Information provided =>
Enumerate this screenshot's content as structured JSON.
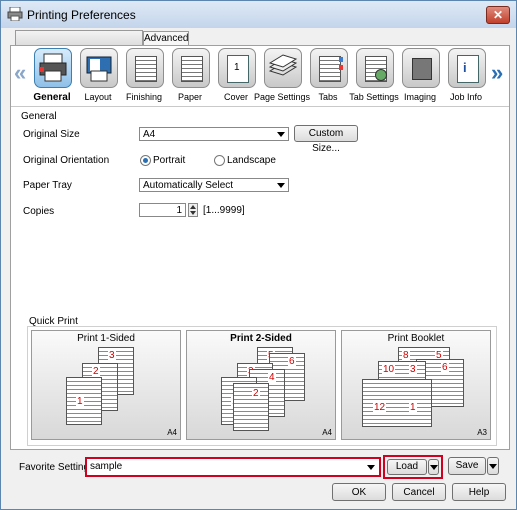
{
  "window": {
    "title": "Printing Preferences",
    "close_label": "✕"
  },
  "tabs": {
    "hidden_tab": "",
    "advanced": "Advanced"
  },
  "ribbon": {
    "items": [
      {
        "label": "General",
        "icon": "general-icon",
        "selected": true
      },
      {
        "label": "Layout",
        "icon": "layout-icon"
      },
      {
        "label": "Finishing",
        "icon": "finishing-icon"
      },
      {
        "label": "Paper",
        "icon": "paper-icon"
      },
      {
        "label": "Cover",
        "icon": "cover-icon"
      },
      {
        "label": "Page Settings",
        "icon": "page-settings-icon"
      },
      {
        "label": "Tabs",
        "icon": "tabs-icon"
      },
      {
        "label": "Tab Settings",
        "icon": "tab-settings-icon"
      },
      {
        "label": "Imaging",
        "icon": "imaging-icon"
      },
      {
        "label": "Job Info",
        "icon": "job-info-icon"
      }
    ]
  },
  "general": {
    "group_title": "General",
    "original_size_label": "Original Size",
    "original_size_value": "A4",
    "custom_size_button": "Custom Size...",
    "orientation_label": "Original Orientation",
    "portrait": "Portrait",
    "landscape": "Landscape",
    "orientation_selected": "Portrait",
    "paper_tray_label": "Paper Tray",
    "paper_tray_value": "Automatically Select",
    "copies_label": "Copies",
    "copies_value": "1",
    "copies_range": "[1...9999]"
  },
  "quick_print": {
    "title": "Quick Print",
    "options": [
      {
        "label": "Print 1-Sided",
        "size": "A4",
        "pages": [
          "3",
          "2",
          "1"
        ]
      },
      {
        "label": "Print 2-Sided",
        "size": "A4",
        "pages": [
          "5",
          "6",
          "3",
          "4",
          "1",
          "2"
        ]
      },
      {
        "label": "Print Booklet",
        "size": "A3",
        "pages": [
          "8",
          "5",
          "6",
          "10",
          "3",
          "12",
          "1"
        ]
      }
    ]
  },
  "favorite": {
    "label": "Favorite Setting",
    "value": "sample",
    "load": "Load",
    "save": "Save"
  },
  "footer": {
    "ok": "OK",
    "cancel": "Cancel",
    "help": "Help"
  },
  "colors": {
    "accent_border": "#d00020",
    "selected_ribbon": "#8fc0e8"
  }
}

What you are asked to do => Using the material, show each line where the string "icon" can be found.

Solution to the exercise =>
        "icon": "general-icon",
        "icon": "layout-icon"
        "icon": "finishing-icon"
        "icon": "paper-icon"
        "icon": "cover-icon"
        "icon": "page-settings-icon"
        "icon": "tabs-icon"
        "icon": "tab-settings-icon"
        "icon": "imaging-icon"
        "icon": "job-info-icon"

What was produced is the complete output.